Assignment:
Print each record below character for character.
***** Records for processing
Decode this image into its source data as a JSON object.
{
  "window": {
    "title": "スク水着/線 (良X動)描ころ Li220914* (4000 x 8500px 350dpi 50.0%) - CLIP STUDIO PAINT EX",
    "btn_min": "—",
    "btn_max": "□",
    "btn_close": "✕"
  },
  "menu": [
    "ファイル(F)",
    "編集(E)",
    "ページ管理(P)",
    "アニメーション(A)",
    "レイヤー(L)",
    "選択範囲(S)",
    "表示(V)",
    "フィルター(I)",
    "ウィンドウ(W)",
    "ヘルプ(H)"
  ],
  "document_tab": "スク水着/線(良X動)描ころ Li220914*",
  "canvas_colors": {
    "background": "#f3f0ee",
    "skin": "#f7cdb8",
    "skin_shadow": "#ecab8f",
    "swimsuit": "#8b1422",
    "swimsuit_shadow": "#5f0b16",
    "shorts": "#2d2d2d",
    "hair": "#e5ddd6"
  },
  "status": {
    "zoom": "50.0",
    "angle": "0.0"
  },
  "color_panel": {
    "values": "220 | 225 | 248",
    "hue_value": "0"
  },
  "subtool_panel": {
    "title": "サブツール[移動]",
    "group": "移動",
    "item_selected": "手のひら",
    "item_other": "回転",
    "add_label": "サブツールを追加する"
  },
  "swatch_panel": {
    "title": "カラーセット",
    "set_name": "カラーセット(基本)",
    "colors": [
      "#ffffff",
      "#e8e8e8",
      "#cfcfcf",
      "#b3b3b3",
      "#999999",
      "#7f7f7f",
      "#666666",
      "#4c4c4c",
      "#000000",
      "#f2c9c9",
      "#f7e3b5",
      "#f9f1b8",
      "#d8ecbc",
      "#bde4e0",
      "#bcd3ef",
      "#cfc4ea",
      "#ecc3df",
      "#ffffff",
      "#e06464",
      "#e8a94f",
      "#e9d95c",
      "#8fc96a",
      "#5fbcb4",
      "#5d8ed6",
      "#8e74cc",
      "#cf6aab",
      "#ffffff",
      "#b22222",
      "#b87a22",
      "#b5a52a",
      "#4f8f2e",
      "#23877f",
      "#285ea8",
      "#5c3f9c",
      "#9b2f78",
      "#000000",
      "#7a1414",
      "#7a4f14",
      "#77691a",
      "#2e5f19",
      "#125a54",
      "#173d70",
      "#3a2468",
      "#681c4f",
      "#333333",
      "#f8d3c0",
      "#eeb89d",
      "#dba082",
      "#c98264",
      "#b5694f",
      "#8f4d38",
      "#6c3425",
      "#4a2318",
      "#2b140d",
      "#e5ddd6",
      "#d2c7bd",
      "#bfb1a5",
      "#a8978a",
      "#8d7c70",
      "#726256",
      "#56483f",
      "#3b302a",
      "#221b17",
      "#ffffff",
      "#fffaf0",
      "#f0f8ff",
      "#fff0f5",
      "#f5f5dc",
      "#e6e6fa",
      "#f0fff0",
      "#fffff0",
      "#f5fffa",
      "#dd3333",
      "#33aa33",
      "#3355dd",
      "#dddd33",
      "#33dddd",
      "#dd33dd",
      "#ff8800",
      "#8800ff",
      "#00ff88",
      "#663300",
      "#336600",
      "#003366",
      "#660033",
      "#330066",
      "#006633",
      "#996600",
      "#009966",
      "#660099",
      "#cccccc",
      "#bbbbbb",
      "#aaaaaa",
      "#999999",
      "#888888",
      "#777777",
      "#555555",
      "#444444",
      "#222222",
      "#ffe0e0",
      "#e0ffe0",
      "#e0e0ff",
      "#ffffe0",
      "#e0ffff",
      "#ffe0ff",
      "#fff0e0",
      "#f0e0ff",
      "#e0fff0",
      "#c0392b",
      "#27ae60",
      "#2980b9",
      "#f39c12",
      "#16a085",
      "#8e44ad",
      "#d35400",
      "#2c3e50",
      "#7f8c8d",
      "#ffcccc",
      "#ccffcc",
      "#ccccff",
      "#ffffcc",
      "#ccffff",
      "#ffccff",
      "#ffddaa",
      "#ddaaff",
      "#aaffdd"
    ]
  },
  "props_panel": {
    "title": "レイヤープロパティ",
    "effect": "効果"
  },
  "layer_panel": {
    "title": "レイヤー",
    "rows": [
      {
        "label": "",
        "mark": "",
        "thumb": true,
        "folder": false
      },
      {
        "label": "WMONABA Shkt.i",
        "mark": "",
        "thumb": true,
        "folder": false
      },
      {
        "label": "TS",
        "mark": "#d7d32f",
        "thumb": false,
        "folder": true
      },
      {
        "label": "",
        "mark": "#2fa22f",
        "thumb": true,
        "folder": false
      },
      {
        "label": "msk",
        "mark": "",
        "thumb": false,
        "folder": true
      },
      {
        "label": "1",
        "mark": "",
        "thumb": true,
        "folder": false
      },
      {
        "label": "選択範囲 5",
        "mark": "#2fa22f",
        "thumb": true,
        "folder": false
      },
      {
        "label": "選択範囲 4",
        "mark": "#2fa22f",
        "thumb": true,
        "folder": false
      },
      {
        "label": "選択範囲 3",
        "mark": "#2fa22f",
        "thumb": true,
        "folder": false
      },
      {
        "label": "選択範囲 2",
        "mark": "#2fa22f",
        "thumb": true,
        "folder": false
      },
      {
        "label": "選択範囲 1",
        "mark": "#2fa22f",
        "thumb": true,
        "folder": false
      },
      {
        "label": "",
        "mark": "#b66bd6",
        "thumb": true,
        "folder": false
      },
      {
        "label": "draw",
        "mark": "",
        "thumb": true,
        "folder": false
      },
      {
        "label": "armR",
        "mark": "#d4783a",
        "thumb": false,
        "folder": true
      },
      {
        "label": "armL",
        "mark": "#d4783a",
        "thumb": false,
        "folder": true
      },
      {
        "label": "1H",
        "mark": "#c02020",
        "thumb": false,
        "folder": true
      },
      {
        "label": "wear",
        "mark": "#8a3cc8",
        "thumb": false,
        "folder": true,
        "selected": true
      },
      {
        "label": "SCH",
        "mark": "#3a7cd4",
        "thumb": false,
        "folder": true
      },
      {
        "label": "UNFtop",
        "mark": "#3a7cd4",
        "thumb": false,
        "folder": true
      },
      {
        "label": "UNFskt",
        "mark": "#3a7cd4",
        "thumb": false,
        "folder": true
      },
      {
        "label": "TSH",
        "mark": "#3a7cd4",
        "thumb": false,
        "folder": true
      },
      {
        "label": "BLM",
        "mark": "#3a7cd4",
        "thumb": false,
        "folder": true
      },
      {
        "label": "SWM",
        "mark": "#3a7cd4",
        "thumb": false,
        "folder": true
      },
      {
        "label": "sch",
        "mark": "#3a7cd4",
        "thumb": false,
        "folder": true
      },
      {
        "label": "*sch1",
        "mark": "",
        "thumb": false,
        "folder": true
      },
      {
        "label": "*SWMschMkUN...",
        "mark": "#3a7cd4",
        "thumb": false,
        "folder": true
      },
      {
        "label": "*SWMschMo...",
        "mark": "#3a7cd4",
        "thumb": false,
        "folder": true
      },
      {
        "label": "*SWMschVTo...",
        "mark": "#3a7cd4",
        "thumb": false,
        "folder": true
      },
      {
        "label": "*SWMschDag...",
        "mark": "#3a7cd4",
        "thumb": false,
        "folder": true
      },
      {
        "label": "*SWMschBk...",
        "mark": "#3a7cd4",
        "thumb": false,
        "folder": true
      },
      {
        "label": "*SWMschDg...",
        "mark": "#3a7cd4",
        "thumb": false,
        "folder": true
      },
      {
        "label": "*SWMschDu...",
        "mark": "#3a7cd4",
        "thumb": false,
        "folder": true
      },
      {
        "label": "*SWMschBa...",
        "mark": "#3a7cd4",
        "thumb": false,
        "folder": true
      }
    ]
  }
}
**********
Exercise output:
Decode this image into its source data as a JSON object.
{
  "window": {
    "title": "スク水着/線 (良X動)描ころ Li220914* (4000 x 8500px 350dpi 50.0%) - CLIP STUDIO PAINT EX",
    "btn_min": "—",
    "btn_max": "□",
    "btn_close": "✕"
  },
  "menu": [
    "ファイル(F)",
    "編集(E)",
    "ページ管理(P)",
    "アニメーション(A)",
    "レイヤー(L)",
    "選択範囲(S)",
    "表示(V)",
    "フィルター(I)",
    "ウィンドウ(W)",
    "ヘルプ(H)"
  ],
  "document_tab": "スク水着/線(良X動)描ころ Li220914*",
  "canvas_colors": {
    "background": "#f3f0ee",
    "skin": "#f7cdb8",
    "skin_shadow": "#ecab8f",
    "swimsuit": "#8b1422",
    "swimsuit_shadow": "#5f0b16",
    "shorts": "#2d2d2d",
    "hair": "#e5ddd6"
  },
  "status": {
    "zoom": "50.0",
    "angle": "0.0"
  },
  "color_panel": {
    "values": "220 | 225 | 248",
    "hue_value": "0"
  },
  "subtool_panel": {
    "title": "サブツール[移動]",
    "group": "移動",
    "item_selected": "手のひら",
    "item_other": "回転",
    "add_label": "サブツールを追加する"
  },
  "swatch_panel": {
    "title": "カラーセット",
    "set_name": "カラーセット(基本)",
    "colors": [
      "#ffffff",
      "#e8e8e8",
      "#cfcfcf",
      "#b3b3b3",
      "#999999",
      "#7f7f7f",
      "#666666",
      "#4c4c4c",
      "#000000",
      "#f2c9c9",
      "#f7e3b5",
      "#f9f1b8",
      "#d8ecbc",
      "#bde4e0",
      "#bcd3ef",
      "#cfc4ea",
      "#ecc3df",
      "#ffffff",
      "#e06464",
      "#e8a94f",
      "#e9d95c",
      "#8fc96a",
      "#5fbcb4",
      "#5d8ed6",
      "#8e74cc",
      "#cf6aab",
      "#ffffff",
      "#b22222",
      "#b87a22",
      "#b5a52a",
      "#4f8f2e",
      "#23877f",
      "#285ea8",
      "#5c3f9c",
      "#9b2f78",
      "#000000",
      "#7a1414",
      "#7a4f14",
      "#77691a",
      "#2e5f19",
      "#125a54",
      "#173d70",
      "#3a2468",
      "#681c4f",
      "#333333",
      "#f8d3c0",
      "#eeb89d",
      "#dba082",
      "#c98264",
      "#b5694f",
      "#8f4d38",
      "#6c3425",
      "#4a2318",
      "#2b140d",
      "#e5ddd6",
      "#d2c7bd",
      "#bfb1a5",
      "#a8978a",
      "#8d7c70",
      "#726256",
      "#56483f",
      "#3b302a",
      "#221b17",
      "#ffffff",
      "#fffaf0",
      "#f0f8ff",
      "#fff0f5",
      "#f5f5dc",
      "#e6e6fa",
      "#f0fff0",
      "#fffff0",
      "#f5fffa",
      "#dd3333",
      "#33aa33",
      "#3355dd",
      "#dddd33",
      "#33dddd",
      "#dd33dd",
      "#ff8800",
      "#8800ff",
      "#00ff88",
      "#663300",
      "#336600",
      "#003366",
      "#660033",
      "#330066",
      "#006633",
      "#996600",
      "#009966",
      "#660099",
      "#cccccc",
      "#bbbbbb",
      "#aaaaaa",
      "#999999",
      "#888888",
      "#777777",
      "#555555",
      "#444444",
      "#222222",
      "#ffe0e0",
      "#e0ffe0",
      "#e0e0ff",
      "#ffffe0",
      "#e0ffff",
      "#ffe0ff",
      "#fff0e0",
      "#f0e0ff",
      "#e0fff0",
      "#c0392b",
      "#27ae60",
      "#2980b9",
      "#f39c12",
      "#16a085",
      "#8e44ad",
      "#d35400",
      "#2c3e50",
      "#7f8c8d",
      "#ffcccc",
      "#ccffcc",
      "#ccccff",
      "#ffffcc",
      "#ccffff",
      "#ffccff",
      "#ffddaa",
      "#ddaaff",
      "#aaffdd"
    ]
  },
  "props_panel": {
    "title": "レイヤープロパティ",
    "effect": "効果"
  },
  "layer_panel": {
    "title": "レイヤー",
    "rows": [
      {
        "label": "",
        "mark": "",
        "thumb": true,
        "folder": false
      },
      {
        "label": "WMONABA Shkt.i",
        "mark": "",
        "thumb": true,
        "folder": false
      },
      {
        "label": "TS",
        "mark": "#d7d32f",
        "thumb": false,
        "folder": true
      },
      {
        "label": "",
        "mark": "#2fa22f",
        "thumb": true,
        "folder": false
      },
      {
        "label": "msk",
        "mark": "",
        "thumb": false,
        "folder": true
      },
      {
        "label": "1",
        "mark": "",
        "thumb": true,
        "folder": false
      },
      {
        "label": "選択範囲 5",
        "mark": "#2fa22f",
        "thumb": true,
        "folder": false
      },
      {
        "label": "選択範囲 4",
        "mark": "#2fa22f",
        "thumb": true,
        "folder": false
      },
      {
        "label": "選択範囲 3",
        "mark": "#2fa22f",
        "thumb": true,
        "folder": false
      },
      {
        "label": "選択範囲 2",
        "mark": "#2fa22f",
        "thumb": true,
        "folder": false
      },
      {
        "label": "選択範囲 1",
        "mark": "#2fa22f",
        "thumb": true,
        "folder": false
      },
      {
        "label": "",
        "mark": "#b66bd6",
        "thumb": true,
        "folder": false
      },
      {
        "label": "draw",
        "mark": "",
        "thumb": true,
        "folder": false
      },
      {
        "label": "armR",
        "mark": "#d4783a",
        "thumb": false,
        "folder": true
      },
      {
        "label": "armL",
        "mark": "#d4783a",
        "thumb": false,
        "folder": true
      },
      {
        "label": "1H",
        "mark": "#c02020",
        "thumb": false,
        "folder": true
      },
      {
        "label": "wear",
        "mark": "#8a3cc8",
        "thumb": false,
        "folder": true,
        "selected": true
      },
      {
        "label": "SCH",
        "mark": "#3a7cd4",
        "thumb": false,
        "folder": true
      },
      {
        "label": "UNFtop",
        "mark": "#3a7cd4",
        "thumb": false,
        "folder": true
      },
      {
        "label": "UNFskt",
        "mark": "#3a7cd4",
        "thumb": false,
        "folder": true
      },
      {
        "label": "TSH",
        "mark": "#3a7cd4",
        "thumb": false,
        "folder": true
      },
      {
        "label": "BLM",
        "mark": "#3a7cd4",
        "thumb": false,
        "folder": true
      },
      {
        "label": "SWM",
        "mark": "#3a7cd4",
        "thumb": false,
        "folder": true
      },
      {
        "label": "sch",
        "mark": "#3a7cd4",
        "thumb": false,
        "folder": true
      },
      {
        "label": "*sch1",
        "mark": "",
        "thumb": false,
        "folder": true
      },
      {
        "label": "*SWMschMkUN...",
        "mark": "#3a7cd4",
        "thumb": false,
        "folder": true
      },
      {
        "label": "*SWMschMo...",
        "mark": "#3a7cd4",
        "thumb": false,
        "folder": true
      },
      {
        "label": "*SWMschVTo...",
        "mark": "#3a7cd4",
        "thumb": false,
        "folder": true
      },
      {
        "label": "*SWMschDag...",
        "mark": "#3a7cd4",
        "thumb": false,
        "folder": true
      },
      {
        "label": "*SWMschBk...",
        "mark": "#3a7cd4",
        "thumb": false,
        "folder": true
      },
      {
        "label": "*SWMschDg...",
        "mark": "#3a7cd4",
        "thumb": false,
        "folder": true
      },
      {
        "label": "*SWMschDu...",
        "mark": "#3a7cd4",
        "thumb": false,
        "folder": true
      },
      {
        "label": "*SWMschBa...",
        "mark": "#3a7cd4",
        "thumb": false,
        "folder": true
      }
    ]
  }
}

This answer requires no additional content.